**AVAILABLE DATA:**
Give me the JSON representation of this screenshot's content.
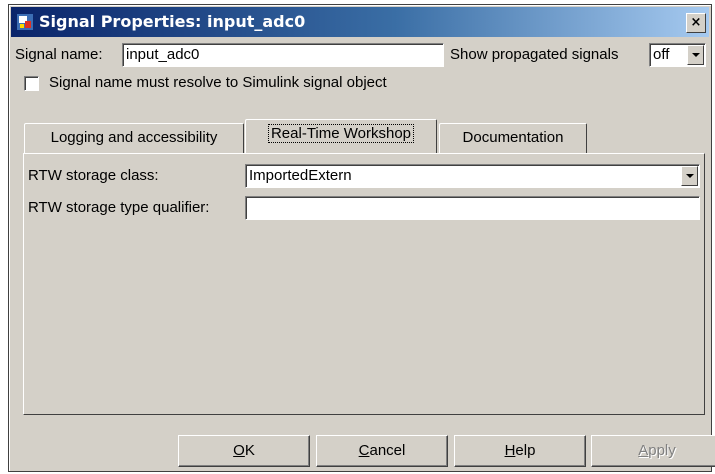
{
  "window": {
    "title": "Signal Properties: input_adc0",
    "close_glyph": "×"
  },
  "signal_name": {
    "label": "Signal name:",
    "value": "input_adc0"
  },
  "show_propagated": {
    "label": "Show propagated signals",
    "value": "off"
  },
  "resolve_checkbox": {
    "label": "Signal name must resolve to Simulink signal object",
    "checked": false
  },
  "tabs": [
    {
      "label": "Logging and accessibility",
      "active": false
    },
    {
      "label": "Real-Time Workshop",
      "active": true
    },
    {
      "label": "Documentation",
      "active": false
    }
  ],
  "rtw": {
    "storage_class_label": "RTW storage class:",
    "storage_class_value": "ImportedExtern",
    "type_qualifier_label": "RTW storage type qualifier:",
    "type_qualifier_value": ""
  },
  "buttons": {
    "ok": {
      "mnemonic": "O",
      "rest": "K"
    },
    "cancel": {
      "mnemonic": "C",
      "rest": "ancel"
    },
    "help": {
      "mnemonic": "H",
      "rest": "elp"
    },
    "apply": {
      "mnemonic": "A",
      "rest": "pply",
      "enabled": false
    }
  },
  "icons": {
    "app": "simulink-block-icon",
    "close": "close-icon",
    "dropdown": "chevron-down-icon"
  }
}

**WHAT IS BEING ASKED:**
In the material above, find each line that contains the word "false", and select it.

**EXERCISE RESPONSE:**
    "checked": false
      "active": false
      "active": false
      "enabled": false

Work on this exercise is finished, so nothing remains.